Wednesday, February 02, 2011

Why Do Out of State Persons Contribute to State Supreme Court Candidates?

So wonders our friend Tom Foley. After all, he says, "[i]t has no jurisdiction beyond these borders."

I don't blame Tom for blotting out memories of first year Civil Procedure (and, depending on one's practice, the question may not come up much in the daily life of a lawyer), but this is not quite true. Remember International Shoe and the rise of "minimum contacts? C'mon, say it with me. It'll only hurt for a moment. A state's courts may exercise jurisdiction over an out of state defendant who has minumum contacts with the state such that the exercise of jurisdiction will not offend traditional notions of fair play and substantial justice.

So Wisconsin courts can do all sorts of things that affect persons who reside outside of the state but have the requisite contacts. Consider that wonderful Milwaukee company, Rite Hite, who I still have the privilege of serving as general counsel. We do business in every state in the union and can probably be sued in every state. Thus, those with an interest in Rite Hite have lesser or greater interests in the quality of jurisprudence in every state.
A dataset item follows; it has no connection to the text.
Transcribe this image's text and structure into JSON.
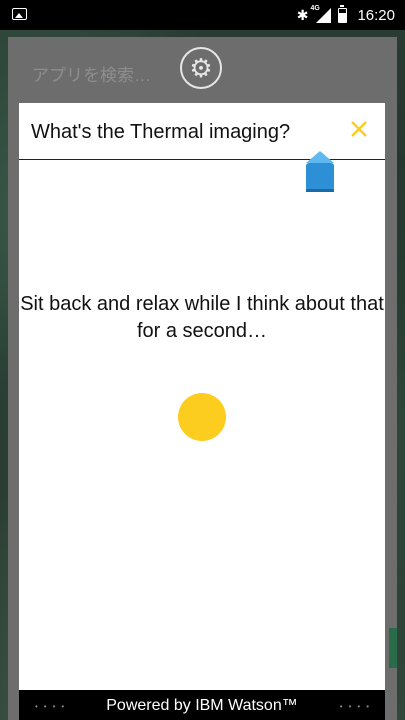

I don't know that anyone associated with the company has ever contributed to a judicial campaign outside the state, but there would be nothing illegitimate and nefarious if someone did.

As for Tom's hope that the new public financing law will put an end to the influence of out of state donors, he's going to be disappointed. In many races, it will have little effect in that the public grant - at least for the general election - is more than most candidates can raise. But it is not enough to run a state wide race and is a small fraction of what the independents are willing to spend on a competitive race. So the funding for this race is going to come - on both sides - largely from out of state interests. The Impartial Justice Act makes that more, rather than less likely. Even for candidates like Marla Stephens who turn down public funding - "reform" has made it impossible for candidates to raise money for their own campaigns (It was already nearly so as Butler and Gableman's own fundraising showed) and the public grants are woefully inadequate for a state wide race. The independent groups will fill the void.

5 comments:

John Foust said...

Uhm, bu.. Prof. Kingsfield? So you're saying the answer to "Why Do Out of State Persons Contribute to State Supreme Court Candidates?" is "Because they can" and "Because the candidate will remember who wrote the checks and act accordingly"?

Anonymous said...

Convicted Arizona fraudster Charles Keating, of Lincoln Savings & Loan Association infamy, answered the question posed in his candid admission: "Did I buy influence with my campaign contributions? I certainly hope so."

Anonymous said...

Bank robber Willie Sutton famously replied, "Because that's where the money is," in response to the question why he robbed banks. This principle is now referred to as Sutton's Law: in considering the answer to any question, first consider the obvious.

Why do out of state persons contribute to state supreme court candidates? State supreme court decisions can affect millions, even billions of dollars. Why do they give? Same reason Willie Sutton robbed banks. That's where the money is.

Anonymous said...

Why? Because the return on their investment is so high!

John Foust said...

IllyT did respond.